The families of eight Washington, D.C., sniper victims reached two settlements totaling $2.5 million yesterday with the dealer and manufacturer of the rifle used in the fall 2002 sniper shooting spree, reports the Seattle Times. The Brady Center to Prevent Gun Violence said it was the first time a gun manufacturer has agreed to pay a settlement to victims. Bushmaster Firearms Inc. of Maine will pay $550,000, all of which is covered by an insurance policy. Bull’s Eye Shooter Supply, in Tacoma, will pay $2 million, the largest settlement of its kind by a gun dealer, the Brady Center said. “This settlement sends a loud message to all gun manufacturers that they can’t look the other way when their guns are being irresponsibly sold or secured at the retail level,” said Jon Lowy of the Brady Center.
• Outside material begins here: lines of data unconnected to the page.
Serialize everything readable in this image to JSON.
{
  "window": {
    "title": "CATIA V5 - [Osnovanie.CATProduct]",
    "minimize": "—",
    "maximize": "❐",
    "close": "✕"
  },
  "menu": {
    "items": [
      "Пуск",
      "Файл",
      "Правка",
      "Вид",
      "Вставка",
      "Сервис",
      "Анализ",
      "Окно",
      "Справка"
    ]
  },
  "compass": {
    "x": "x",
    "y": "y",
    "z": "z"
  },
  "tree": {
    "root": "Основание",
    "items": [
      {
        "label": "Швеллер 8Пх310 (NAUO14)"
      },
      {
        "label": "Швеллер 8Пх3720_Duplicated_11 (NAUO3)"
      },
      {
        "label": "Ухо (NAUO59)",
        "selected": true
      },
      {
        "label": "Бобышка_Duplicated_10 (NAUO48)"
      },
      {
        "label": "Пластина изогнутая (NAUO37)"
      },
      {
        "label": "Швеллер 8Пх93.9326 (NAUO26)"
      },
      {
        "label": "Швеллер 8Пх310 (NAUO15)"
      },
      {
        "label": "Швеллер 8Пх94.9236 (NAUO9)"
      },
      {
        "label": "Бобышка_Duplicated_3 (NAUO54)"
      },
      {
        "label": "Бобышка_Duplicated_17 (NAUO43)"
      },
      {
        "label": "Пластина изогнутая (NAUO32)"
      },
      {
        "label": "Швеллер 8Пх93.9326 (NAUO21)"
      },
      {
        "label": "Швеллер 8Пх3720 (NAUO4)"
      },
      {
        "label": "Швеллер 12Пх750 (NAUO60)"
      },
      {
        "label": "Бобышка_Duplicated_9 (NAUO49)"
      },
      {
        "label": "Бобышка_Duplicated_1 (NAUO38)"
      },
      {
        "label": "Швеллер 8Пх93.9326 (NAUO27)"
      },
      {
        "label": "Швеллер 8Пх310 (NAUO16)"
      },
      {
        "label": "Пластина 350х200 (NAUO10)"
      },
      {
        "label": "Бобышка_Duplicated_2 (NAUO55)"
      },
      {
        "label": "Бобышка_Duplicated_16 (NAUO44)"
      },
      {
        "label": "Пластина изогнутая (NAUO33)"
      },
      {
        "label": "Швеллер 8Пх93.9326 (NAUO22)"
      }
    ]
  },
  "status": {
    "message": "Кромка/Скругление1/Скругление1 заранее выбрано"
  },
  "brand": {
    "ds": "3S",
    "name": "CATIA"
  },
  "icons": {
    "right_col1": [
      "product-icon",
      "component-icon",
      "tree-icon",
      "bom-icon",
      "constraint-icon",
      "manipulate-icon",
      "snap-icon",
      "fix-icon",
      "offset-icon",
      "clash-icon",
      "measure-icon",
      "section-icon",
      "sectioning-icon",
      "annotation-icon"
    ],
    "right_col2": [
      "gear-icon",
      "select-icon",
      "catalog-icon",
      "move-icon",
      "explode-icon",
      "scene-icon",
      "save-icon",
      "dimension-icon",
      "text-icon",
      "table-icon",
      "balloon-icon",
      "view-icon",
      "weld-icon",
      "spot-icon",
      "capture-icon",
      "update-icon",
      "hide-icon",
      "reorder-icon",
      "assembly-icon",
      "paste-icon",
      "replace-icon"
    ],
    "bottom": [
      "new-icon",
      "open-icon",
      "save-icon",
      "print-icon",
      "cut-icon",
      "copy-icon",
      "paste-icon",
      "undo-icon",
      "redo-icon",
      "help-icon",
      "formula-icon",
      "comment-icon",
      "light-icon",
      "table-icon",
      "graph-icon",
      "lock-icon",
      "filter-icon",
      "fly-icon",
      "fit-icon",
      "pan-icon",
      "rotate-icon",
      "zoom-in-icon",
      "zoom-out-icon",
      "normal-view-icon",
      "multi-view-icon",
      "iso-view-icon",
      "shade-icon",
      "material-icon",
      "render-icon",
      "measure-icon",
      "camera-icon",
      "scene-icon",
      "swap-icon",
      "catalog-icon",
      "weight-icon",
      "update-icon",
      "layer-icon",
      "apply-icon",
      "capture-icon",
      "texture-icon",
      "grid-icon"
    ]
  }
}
“Bushmaster didn’t pay a dime out of its own pocket and will continue to follow its same responsible business practices,” said Bushmaster attorney Steve Fogg. Bushmaster did not admit any wrongdoing, but said the money “will go to the victims’ families for their grief.” Bull’s Eye could not account for the sales of 238 weapons when Bureau of Alcohol, Tobacco and Firearms agents conducted an audit. Owners blamed the disappearances on shoplifters. Authorities think sniper Lee Boyd Malvo shoplifted the rifle – in a police interview, Malvo referred to it as a “donation.”